learner so partly agree with you.  The 68 CE
scroll deposit scenario, and the Essene/scrolls scenario
(which can be considered distinct arguments) have merits
and I don't mean to dispute that.  The issue is whether
it is legitimate to consider these scenarios "knowledge".
> I am confused about Fred Cryer's repeated posts claiming some disconnect
> between the settlement dates at Qumran and the AMS mss dating.
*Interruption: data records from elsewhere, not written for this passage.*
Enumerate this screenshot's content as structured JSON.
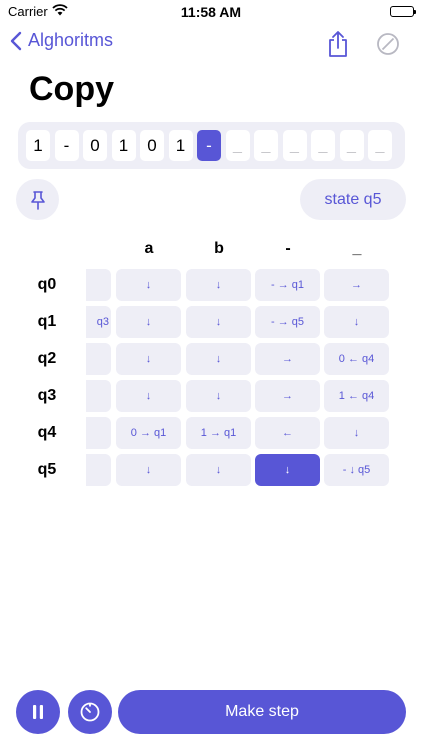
{
  "status_bar": {
    "carrier": "Carrier",
    "time": "11:58 AM"
  },
  "nav": {
    "back_label": "Alghoritms"
  },
  "title": "Copy",
  "tape": [
    "1",
    "-",
    "0",
    "1",
    "0",
    "1",
    "-",
    "_",
    "_",
    "_",
    "_",
    "_",
    "_"
  ],
  "tape_active_index": 6,
  "state_label": "state q5",
  "columns": [
    "a",
    "b",
    "-",
    "_"
  ],
  "rows": [
    {
      "state": "q0",
      "partial": "",
      "cells": [
        "↓",
        "↓",
        "- → q1",
        "→"
      ]
    },
    {
      "state": "q1",
      "partial": "q3",
      "cells": [
        "↓",
        "↓",
        "- → q5",
        "↓"
      ]
    },
    {
      "state": "q2",
      "partial": "",
      "cells": [
        "↓",
        "↓",
        "→",
        "0 ← q4"
      ]
    },
    {
      "state": "q3",
      "partial": "",
      "cells": [
        "↓",
        "↓",
        "→",
        "1 ← q4"
      ]
    },
    {
      "state": "q4",
      "partial": "",
      "cells": [
        "0 → q1",
        "1 → q1",
        "←",
        "↓"
      ]
    },
    {
      "state": "q5",
      "partial": "",
      "cells": [
        "↓",
        "↓",
        "↓",
        "- ↓ q5"
      ]
    }
  ],
  "highlight": {
    "row": 5,
    "col": 2
  },
  "step_button": "Make step",
  "colors": {
    "accent": "#5856d6",
    "cell_bg": "#eeeef6"
  },
  "icons": {
    "back": "chevron-left-icon",
    "share": "share-icon",
    "clear": "slash-circle-icon",
    "pin": "pin-icon",
    "pause": "pause-icon",
    "timer": "timer-icon"
  }
}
He implies
> you're with him on this puzzling conclusion. 

I certainly see a direct connection between the settlement at Qumran 
and the scrolls in the caves.  The jars and the other assemblage
in the caves come from the site at Qumran--that is clear 
enough.  I don't see any conflict between AMS dates and
the period Qumran was active (though several dates could
precede Qumran).    
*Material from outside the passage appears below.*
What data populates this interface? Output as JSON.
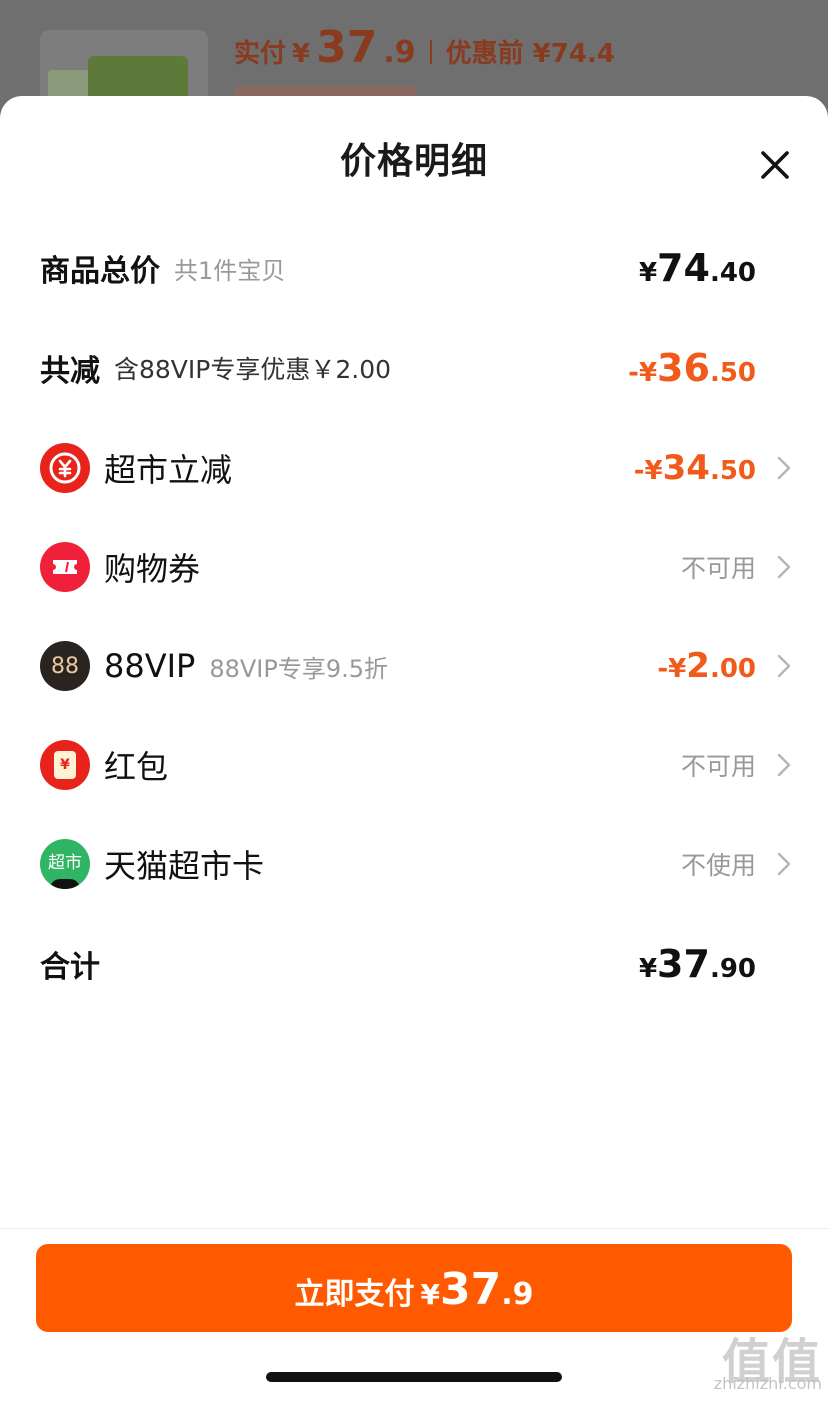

Do you not accept the AMS
> dates as given in 'Atiqot 1996 which includes first century of the 
> common era dates?

Radiocarbon information may be the best means 
available to get real information on the 
first-century CE issue.  The Zurich date on 1QHymns 
appeared first century CE and several
Tucson dates appear first century CE.  There are two
problems in drawing conclusions from present information
however.  First is a practical problem: the Tucson dates
show indisputable shifts "forward" (that is, radiocarbon
dates appearing "younger" than true dates) in their
measurements in several known cases (speaking minimally 
of the internally-dated samples).  The second problem 
is a method problem with limited amounts of data.  The 
bell-curve phenomenon will predict that some 
radiocarbon dates on some texts will fall slightly later 
than the point "Y" of the date of deposit of
the texts, simply on grounds of probability.  What must
be done is to take those texts, such as 1QH and two or
three from Tucson, and test those texts a second and
third time independently in further rounds, to see if
these are really first-century CE dates or rather the
product of random scatter.  This is not an argument
against existing radiocarbon data; it is an argument 
for the need for more data.  I will have more to say on the 
interpretation of existing Zurich and Tucson data in
two articles in preparation.              

> I must have missed something, but what precisely are you claiming and
> asking about your two dates of 62 BCE and 68 CE?
> Again, thanks for the good parts. Sincerely,
> Stephen Goranson UNC-Wilmington

The issue is the date "Y" when the texts went into the
caves, or more precisely the last date texts went 
into the Qumran caves.  68 CE is the latest possible date
for "Y", i.e. it is the
"ad quem", for reasons cited by De Vaux long ago (in
which the "scrolls jars" precede the 68 CE destruction
at Qumran).  I cited 62 BCE as an "a quo", earliest
possible, because of the 4QMish(c) text which 
contains a reference to a Roman governor of that date.  
Presumably the "a quo" can be moved forward from 62 BCE.  
My question was how far forward on the basis of secure evidence.

The 68 CE scenario is not, e.g., a scenario Josephus knows 
anything about.  And in the huge quantity of these texts, 
there seems to be no allusion or reference
to a single 1st CE figure or historical event.  Like 
Sherlock Holmes' reference to hearing the dog that 
didn't bark, these are the kinds of things that 
raised the question to me.  I hope there has been more 
information than confusion here.  All the best, 
Greg Doudna